The July 30 harmonised elections were the most meaningful since independence. Never before were Zimbabweans able to go about their business without fear of the next person; with even those wearing different party regalia conversing and laughing about anything and everything.
The elections produced office bearers called MPs, senators and councillors that represent constituencies, districts and wards throughout the country.
Most of the office bearers were sworn in this week.
Expectations are high that they craft and put into effect measures that mitigate the stubborn hardships in our midst.
Politics as a discipline entails the building of Government and ability to relate it with other governments, the formulation of policy and ability to relate it with other policies, the commissioning of legislation and ability to relate it with other legislations.
The making of laws is the responsibility of MPs who sit in Parliament to deliberate on issues of concern that need legal cover to address them. These issues affect the wards within a constituency and constituencies within a district.
Our leaders thus should feel, measure and constantly pay attention to the pulse of the community and the nation at large.
Voters look to politicians as persons that identify with their aspirations by satisfying their needs, promoting their interests and addressing their concerns in a socially and culturally acceptable manner, and, in accordance with shifting priorities and interests.
Zimbabweans are not happy with the times their lives have been subjected to over the past two decades.
The popular sentiments that led to the removal from office of former President Mugabe in November 2017, after 37 years in power, point to corrupt tendencies of office bearers; tendencies that had become so entrenched as to define the corrosive and toxic environment that Zimbabweans would want to avoid and overcome in a dispensation ushered by the 2018 harmonised elections.
It is therefore against this background that people are looking to leaders that are transparent, honest and sensitive to the need to serve the interests of the people as opposed to exploiting their office for selfish and personal gain.
The ruling ZANU PF administration and opposition, especially the dominant MDC-Alliance, must work together.
Currently, Zimbabwe is boxed into attitudinal dispositions where MDC-Alliance sees nothing but failure in Zanu PF.
But if Zimbabwe is to become a better place for everyone, the incoming legislators must account for a clean break with the past, without compromising reason and principle at the alter of choruses that may have the potential to make the bad situation, we currently find ourselves in, even worse.
ZANU PF has done some outstanding work that should be emulated and the MDC has created a platform for pluralism that offers invaluable oversight into government activities, but has also championed the imposition of sanctions that have devastated the majority.
The new dispensation should thus create an environment that promotes national consciousness above petty considerations. Our representatives in a ward, constituency, district or province must serve and address the interests and concerns of all citizens regardless of political association.

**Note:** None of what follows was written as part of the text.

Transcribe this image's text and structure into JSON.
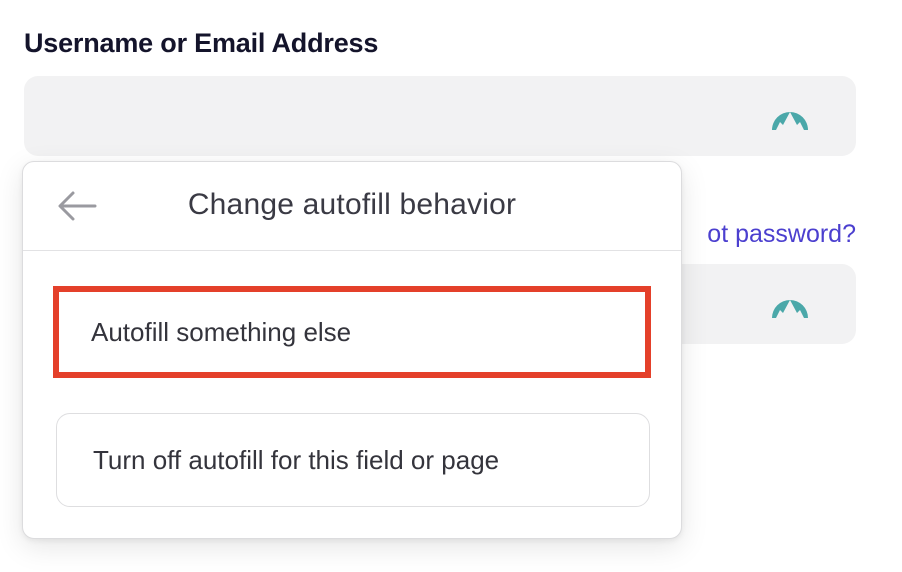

The harnessing of the spirit that saw the convergence of interests in the ouster of our former President Mugabe, in an atmosphere of calm and purposefulness, should continue to guide the political activities of all political parties if Zimbabwe is to emerge a better place for all to live in.
Corruption remains the curse that must be exorcised in the interests of the common good. Indeed, we owe our allegiance to the Republic of Zimbabwe and not to narrow interests packaged as politics. With the 2018 elections over, it must be everyone’s dream to work towards being a Zimbabwean ahead of any other consideration — a Zimbabwean that is renowned for loving peace and working hard and in an honest manner.
Our leaders should know that the electorate is watching with keen interest and is very good at punishing non-performance or perceived non-performance, and, very poor at understanding reasons for failure.
It is fair to give President Mnangagwa, parliamentarians, councillors and senators the opportunity to lead in anticipation of a greater and better tomorrow.